•    Minnesota Department of Health(link is external)(link is external)
•    Johns Hopkins University Coronavirus Resource Center

Vaccination for children 6 months and older: Pediatrician Ben Flannery, MD

Why should my child be vaccinated?

American Academy of Pediatrics recommends it(link is external)(link is external).

Children can get sick from COVID, some with long-lasting health problems.

Early studies show that the more times a person gets COVID, the harder it is on their immune system.  Every new variant affects a child more, and has higher risk of severe COVID than previous variants. Your child is at higher risk for severe COVID now (2022) compared to when COVID began, due to mutations in the virus.

Children also can spread COVID to others, even if they don’t have any symptoms. Vaccinating children helps break the path of virus to other family members and friends.

Having all members of your household vaccinated is the best protection for your whole family.

How do we know it’s safe for children?

COVID vaccines have had the most intensive safety monitoring in U.S. history, including studies in adolescents and children. (Source: CDC)

Moderna and Pfizer have tested their vaccines on thousands of individuals, and studies have found the vaccines to be completely safe and effective at preventing COVID – especially serious illness and death.

When should my child be vaccinated?

As soon as you can arrange it.

Even if your child has (or recently had) COVID, it’s safe to get them vaccinated whenever it’s available to you.

COVID vaccine is safe to be given at the same time as any other immunizations.

What are the side effects?

Most people experience mild (or no) side effects.
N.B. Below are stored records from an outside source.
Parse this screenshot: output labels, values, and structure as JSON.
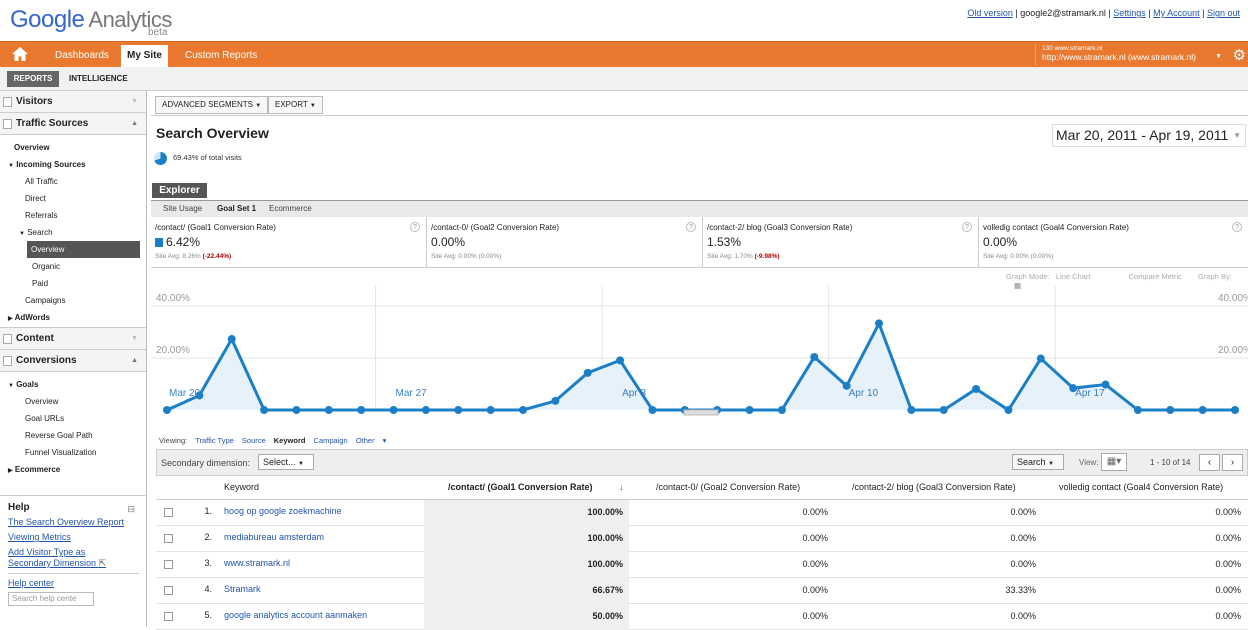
{
  "app": {
    "logo_google": "Google",
    "logo_analytics": "Analytics",
    "logo_beta": "beta"
  },
  "toplinks": {
    "old_version": "Old version",
    "email": "google2@stramark.nl",
    "settings": "Settings",
    "my_account": "My Account",
    "sign_out": "Sign out"
  },
  "nav": {
    "dashboards": "Dashboards",
    "my_site": "My Site",
    "custom_reports": "Custom Reports",
    "account_small": "130 www.stramark.nl",
    "account_big": "http://www.stramark.nl (www.stramark.nl)"
  },
  "subnav": {
    "reports": "REPORTS",
    "intelligence": "INTELLIGENCE"
  },
  "sidebar": {
    "visitors": "Visitors",
    "traffic_sources": "Traffic Sources",
    "overview": "Overview",
    "incoming_sources": "Incoming Sources",
    "all_traffic": "All Traffic",
    "direct": "Direct",
    "referrals": "Referrals",
    "search": "Search",
    "search_overview": "Overview",
    "organic": "Organic",
    "paid": "Paid",
    "campaigns": "Campaigns",
    "adwords": "AdWords",
    "content": "Content",
    "conversions": "Conversions",
    "goals": "Goals",
    "goals_overview": "Overview",
    "goal_urls": "Goal URLs",
    "reverse_goal_path": "Reverse Goal Path",
    "funnel_visualization": "Funnel Visualization",
    "ecommerce": "Ecommerce"
  },
  "help": {
    "title": "Help",
    "link1": "The Search Overview Report",
    "link2": "Viewing Metrics",
    "link3a": "Add Visitor Type as",
    "link3b": "Secondary Dimension",
    "help_center": "Help center",
    "search_placeholder": "Search help cente"
  },
  "toolbar": {
    "advanced_segments": "ADVANCED SEGMENTS",
    "export": "EXPORT"
  },
  "page": {
    "title": "Search Overview",
    "pie_text": "69.43% of total visits",
    "date_range": "Mar 20, 2011 - Apr 19, 2011"
  },
  "explorer": {
    "label": "Explorer",
    "tabs": [
      "Site Usage",
      "Goal Set 1",
      "Ecommerce"
    ]
  },
  "metrics": [
    {
      "label": "/contact/ (Goal1 Conversion Rate)",
      "value": "6.42%",
      "avg": "Site Avg: 8.26% ",
      "delta": "(-22.44%)"
    },
    {
      "label": "/contact-0/ (Goal2 Conversion Rate)",
      "value": "0.00%",
      "avg": "Site Avg: 0.00% (0.00%)",
      "delta": ""
    },
    {
      "label": "/contact-2/ blog (Goal3 Conversion Rate)",
      "value": "1.53%",
      "avg": "Site Avg: 1.70% ",
      "delta": "(-9.98%)"
    },
    {
      "label": "volledig contact (Goal4 Conversion Rate)",
      "value": "0.00%",
      "avg": "Site Avg: 0.00% (0.00%)",
      "delta": ""
    }
  ],
  "graph_opts": {
    "mode": "Graph Mode:",
    "line": "Line Chart",
    "compare": "Compare Metric",
    "by": "Graph By:"
  },
  "chart_data": {
    "type": "line",
    "series": [
      {
        "name": "/contact/ (Goal1 Conversion Rate)",
        "values": [
          0,
          5.6,
          27.3,
          0,
          0,
          0,
          0,
          0,
          0,
          0,
          0,
          0,
          3.5,
          14.3,
          19.1,
          0,
          0,
          0,
          0,
          0,
          20.4,
          9.3,
          33.3,
          0,
          0,
          8.1,
          0,
          19.8,
          8.4,
          9.8,
          0,
          0,
          0,
          0
        ]
      }
    ],
    "x_labels": [
      "Mar 20",
      "Mar 27",
      "Apr 3",
      "Apr 10",
      "Apr 17"
    ],
    "y_ticks": [
      "20.00%",
      "40.00%"
    ],
    "ylim": [
      0,
      40
    ],
    "color": "#1a7fc7"
  },
  "viewing": {
    "label": "Viewing:",
    "opts": [
      "Traffic Type",
      "Source",
      "Keyword",
      "Campaign",
      "Other"
    ]
  },
  "table": {
    "secondary_dimension": "Secondary dimension:",
    "select": "Select...",
    "search": "Search",
    "view": "View:",
    "pager": "1 - 10 of 14",
    "headers": [
      "Keyword",
      "/contact/ (Goal1 Conversion Rate)",
      "/contact-0/ (Goal2 Conversion Rate)",
      "/contact-2/ blog (Goal3 Conversion Rate)",
      "volledig contact (Goal4 Conversion Rate)"
    ],
    "rows": [
      {
        "n": "1.",
        "kw": "hoog op google zoekmachine",
        "c1": "100.00%",
        "c2": "0.00%",
        "c3": "0.00%",
        "c4": "0.00%"
      },
      {
        "n": "2.",
        "kw": "mediabureau amsterdam",
        "c1": "100.00%",
        "c2": "0.00%",
        "c3": "0.00%",
        "c4": "0.00%"
      },
      {
        "n": "3.",
        "kw": "www.stramark.nl",
        "c1": "100.00%",
        "c2": "0.00%",
        "c3": "0.00%",
        "c4": "0.00%"
      },
      {
        "n": "4.",
        "kw": "Stramark",
        "c1": "66.67%",
        "c2": "0.00%",
        "c3": "33.33%",
        "c4": "0.00%"
      },
      {
        "n": "5.",
        "kw": "google analytics account aanmaken",
        "c1": "50.00%",
        "c2": "0.00%",
        "c3": "0.00%",
        "c4": "0.00%"
      }
    ]
  }
}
Side effects are normal signs that the body is building protection.

During testing, children 6 months and older have gotten the vaccine with minimal side effects.

Your child may have pain at the injection site, some redness and swelling. Your child also may have fatigue, headache, muscle pain, chills, fever or nausea. Side effects may appear a few hours after injection and may last a few days.

You can give your child non-aspirin pain reliever (ibuprofen, Tylenol, acetaminophen) for any of these common side effects. (There’s no need to give pain relievers before your child’s injection; that medication is likely to wear off before side effects appear.)

Before the appointment, we recommend having something to eat. It will keep your child’s blood sugar steady and help keep them calm, especially if they're nervous or excited.

Vaccination and pregnancy, fertility, breastfeeding: The OB/GYNs of the Women’s Health Center

I’m pregnant. Should I get vaccinated?

Yes. If you are pregnant now, you should get a COVID-19 vaccine. Pregnancy increases the risk of severe illness, complications of pregnancy, and even death from COVID-19. Vaccination reduces that risk dramatically.  All evidence shows COVID vaccination is safe during pregnancy.

Vaccination protects your baby, too. Data indicates that vaccination during pregnancy may provide antibody protection to the newborn right after birth.  If you are not vaccinated, COVID-19 infection during pregnancy raises the risk of pregnancy complications such as premature birth and stillbirth.

I want to get pregnant soon. Should I get vaccinated now?

Yes. We strongly encourage you to get vaccinated. Vaccination protects you and your loved ones. You do not need to delay getting pregnant after you get a vaccine. Vaccination will not affect your ability to get pregnant.

I heard that vaccines can affect my fertility. Is that true?

No. COVID-19 vaccines DO NOT affect fertility. It’s distressing that many young women (and men) have latched onto misinformation that vaccines could affect their ability to have children in the future. That is a scary thought. But it simply is not true. There is no evidence that COVID-19 vaccines affect fertility. Researchers have been studying and working with mRNA vaccines for decades. That gives us confidence that new vaccines using this proven technology are safe for you today and into your future.

I’m breastfeeding. Can I get vaccinated?

Yes. If you are breastfeeding, we recommend that you get vaccinated. You can keep breastfeeding your child. When you get vaccinated, the antibodies made by your body may be passed through breastmilk, and help protect your child from the virus.